WHAT YOU NEED TO DO:
After reading the data below, copy out every line that contains the word "name".

━━━━━ WORKING DATA ━━━━━

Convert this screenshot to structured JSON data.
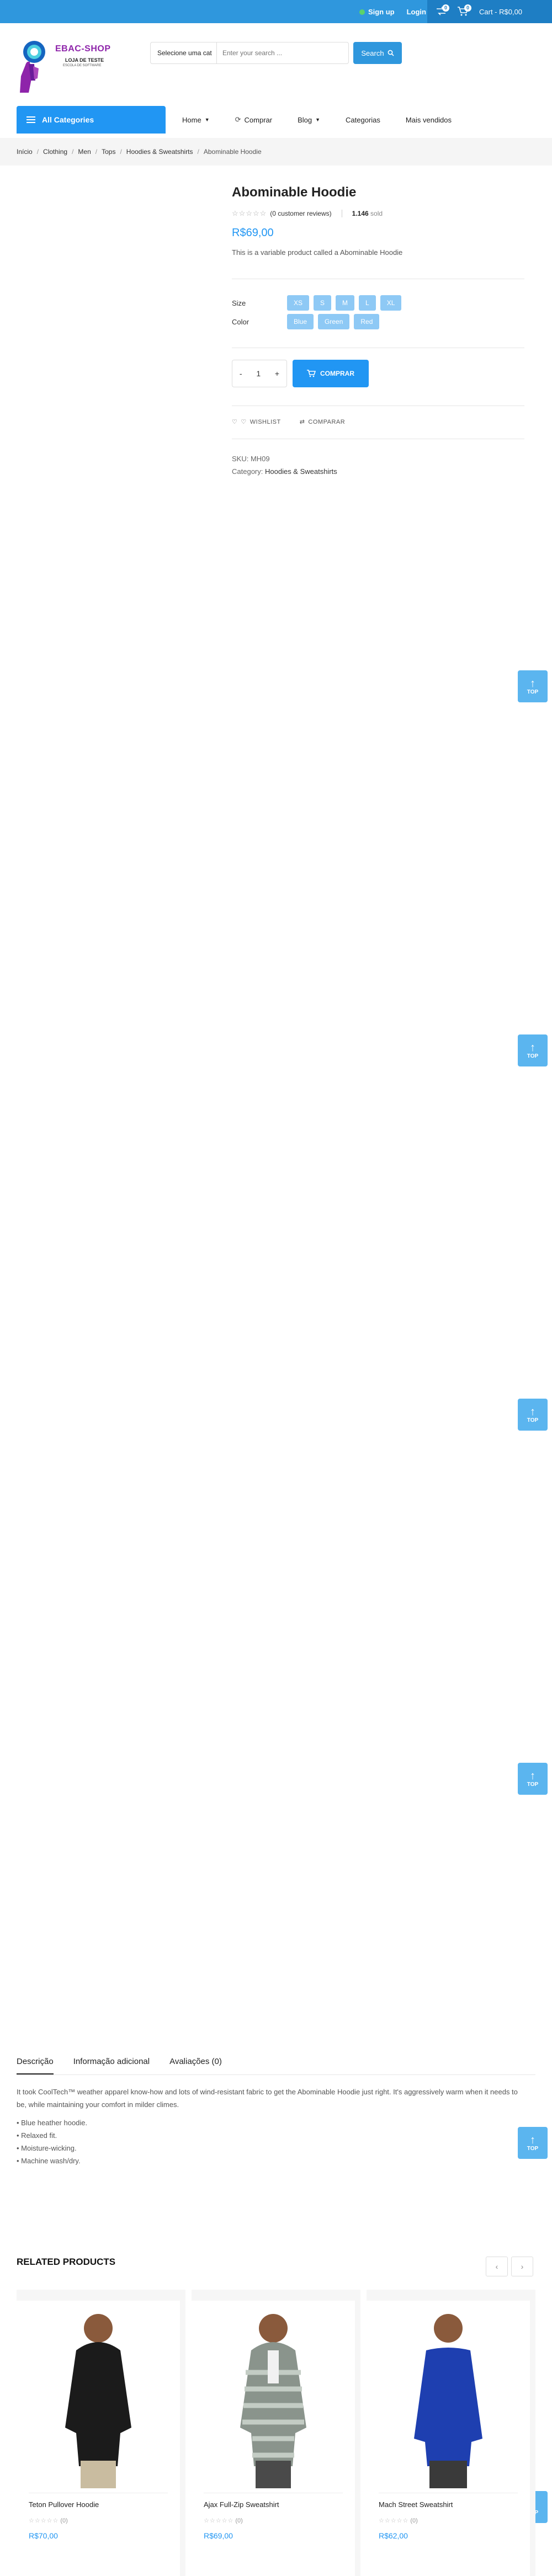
{
  "topbar": {
    "signup": "Sign up",
    "login": "Login",
    "cart_count_1": "0",
    "cart_count_2": "0",
    "cart_label": "Cart - R$0,00"
  },
  "logo": {
    "brand": "EBAC-SHOP",
    "line1": "LOJA DE TESTE",
    "line2": "ESCOLA DE SOFTWARE"
  },
  "search": {
    "category": "Selecione uma cat",
    "placeholder": "Enter your search ...",
    "button": "Search"
  },
  "nav": {
    "all_categories": "All Categories",
    "items": [
      "Home",
      "Comprar",
      "Blog",
      "Categorias",
      "Mais vendidos"
    ]
  },
  "breadcrumb": [
    "Início",
    "Clothing",
    "Men",
    "Tops",
    "Hoodies & Sweatshirts",
    "Abominable Hoodie"
  ],
  "product": {
    "title": "Abominable Hoodie",
    "reviews": "(0 customer reviews)",
    "sold_count": "1.146",
    "sold_label": "sold",
    "price": "R$69,00",
    "short_desc": "This is a variable product called a Abominable Hoodie",
    "size_label": "Size",
    "sizes": [
      "XS",
      "S",
      "M",
      "L",
      "XL"
    ],
    "color_label": "Color",
    "colors": [
      "Blue",
      "Green",
      "Red"
    ],
    "qty_minus": "-",
    "qty_value": "1",
    "qty_plus": "+",
    "buy_button": "COMPRAR",
    "wishlist": "WISHLIST",
    "compare": "COMPARAR",
    "sku_label": "SKU:",
    "sku": "MH09",
    "category_label": "Category:",
    "category": "Hoodies & Sweatshirts"
  },
  "to_top": {
    "label": "TOP"
  },
  "tabs": {
    "items": [
      "Descrição",
      "Informação adicional",
      "Avaliações (0)"
    ]
  },
  "description": {
    "text": "It took CoolTech™ weather apparel know-how and lots of wind-resistant fabric to get the Abominable Hoodie just right. It's aggressively warm when it needs to be, while maintaining your comfort in milder climes.",
    "bullets": [
      "• Blue heather hoodie.",
      "• Relaxed fit.",
      "• Moisture-wicking.",
      "• Machine wash/dry."
    ]
  },
  "related": {
    "title": "RELATED PRODUCTS",
    "prev": "‹",
    "next": "›",
    "products": [
      {
        "name": "Teton Pullover Hoodie",
        "reviews": "(0)",
        "price": "R$70,00"
      },
      {
        "name": "Ajax Full-Zip Sweatshirt",
        "reviews": "(0)",
        "price": "R$69,00"
      },
      {
        "name": "Mach Street Sweatshirt",
        "reviews": "(0)",
        "price": "R$62,00"
      }
    ]
  },
  "colors": {
    "primary": "#2196f3",
    "topbar": "#2f97dd",
    "pill": "#8ec9f5",
    "brand": "#8e24aa"
  }
}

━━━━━

SOLUTION TO THE EXERCISE:
        "name": "Teton Pullover Hoodie",
        "name": "Ajax Full-Zip Sweatshirt",
        "name": "Mach Street Sweatshirt",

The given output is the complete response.